== Exercise ==
Every line of the records that holds the word "Rossum" should be copied.

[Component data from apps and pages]
________________
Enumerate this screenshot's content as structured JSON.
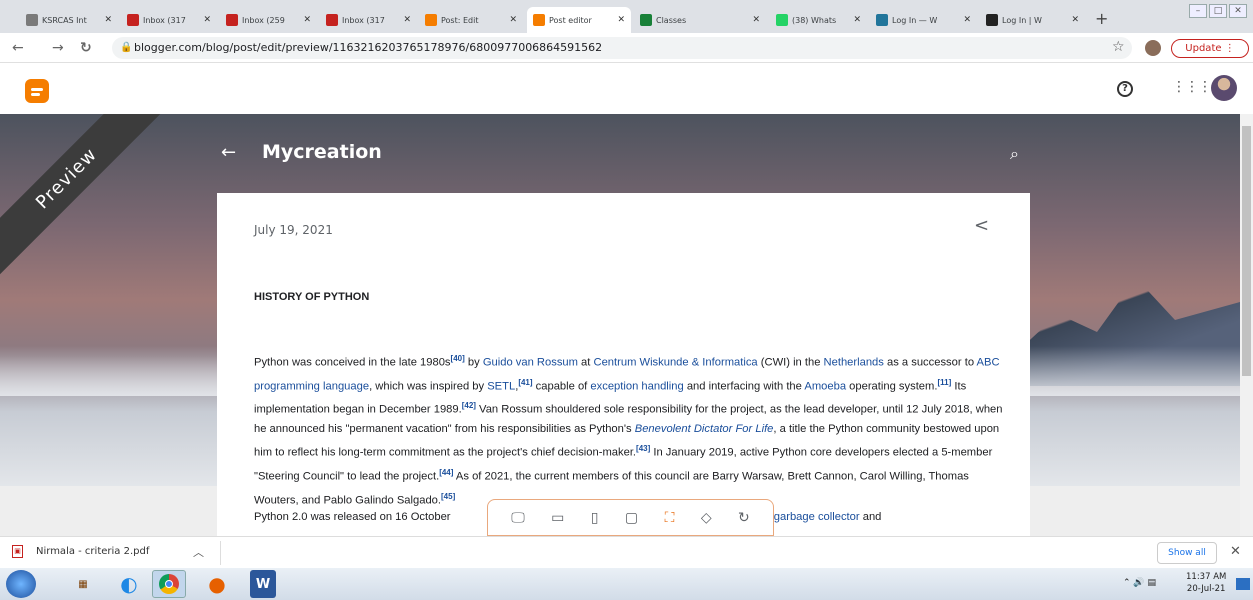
{
  "browser": {
    "tabs": [
      {
        "label": "KSRCAS Int",
        "icon": "ksrcas-favicon-icon",
        "color": "#7a7a7a"
      },
      {
        "label": "Inbox (317",
        "icon": "gmail-icon",
        "color": "#c5221f"
      },
      {
        "label": "Inbox (259",
        "icon": "gmail-icon",
        "color": "#c5221f"
      },
      {
        "label": "Inbox (317",
        "icon": "gmail-icon",
        "color": "#c5221f"
      },
      {
        "label": "Post: Edit",
        "icon": "blogger-icon",
        "color": "#f57d00"
      },
      {
        "label": "Post editor",
        "icon": "blogger-icon",
        "color": "#f57d00"
      },
      {
        "label": "Classes",
        "icon": "classroom-icon",
        "color": "#188038"
      },
      {
        "label": "(38) Whats",
        "icon": "whatsapp-icon",
        "color": "#25d366"
      },
      {
        "label": "Log In — W",
        "icon": "wordpress-icon",
        "color": "#21759b"
      },
      {
        "label": "Log In | W",
        "icon": "wix-icon",
        "color": "#222222"
      }
    ],
    "active_tab": 5,
    "new_tab": "+",
    "url": "blogger.com/blog/post/edit/preview/1163216203765178976/6800977006864591562",
    "update_label": "Update"
  },
  "blogger": {
    "help_icon": "?",
    "apps_icon": "⋮⋮⋮"
  },
  "preview": {
    "ribbon_label": "Preview",
    "blog_title": "Mycreation",
    "post_date": "July 19, 2021",
    "heading": "HISTORY OF PYTHON",
    "paragraph1": {
      "t1": "Python was conceived in the late 1980s",
      "s1": "[40]",
      "t2": " by ",
      "l1": "Guido van Rossum",
      "t3": " at ",
      "l2": "Centrum Wiskunde & Informatica",
      "t4": " (CWI) in the ",
      "l3": "Netherlands",
      "t5": " as a successor to ",
      "l4": "ABC programming language",
      "t6": ", which was inspired by ",
      "l5": "SETL",
      "t7": ",",
      "s2": "[41]",
      "t8": " capable of ",
      "l6": "exception handling",
      "t9": " and interfacing with the ",
      "l7": "Amoeba",
      "t10": " operating system.",
      "s3": "[11]",
      "t11": " Its implementation began in December 1989.",
      "s4": "[42]",
      "t12": " Van Rossum shouldered sole responsibility for the project, as the lead developer, until 12 July 2018, when he announced his \"permanent vacation\" from his responsibilities as Python's ",
      "l8": "Benevolent Dictator For Life",
      "t13": ", a title the Python community bestowed upon him to reflect his long-term commitment as the project's chief decision-maker.",
      "s5": "[43]",
      "t14": " In January 2019, active Python core developers elected a 5-member \"Steering Council\" to lead the project.",
      "s6": "[44]",
      "t15": " As of 2021, the current members of this council are Barry Warsaw, Brett Cannon, Carol Willing, Thomas Wouters, and Pablo Galindo Salgado.",
      "s7": "[45]"
    },
    "paragraph2": {
      "t1": "Python 2.0 was released on 16 October ",
      "l1": "ycle-detecting garbage collector",
      "t2": " and"
    }
  },
  "download_bar": {
    "file_name": "Nirmala - criteria 2.pdf",
    "show_all": "Show all"
  },
  "taskbar": {
    "time": "11:37 AM",
    "date": "20-Jul-21"
  }
}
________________
== Written solution ==
      "l1": "Guido van Rossum",
      "t12": " Van Rossum shouldered sole responsibility for the project, as the lead developer, until 12 July 2018, when he announced his \"permanent vacation\" from his responsibilities as Python's ",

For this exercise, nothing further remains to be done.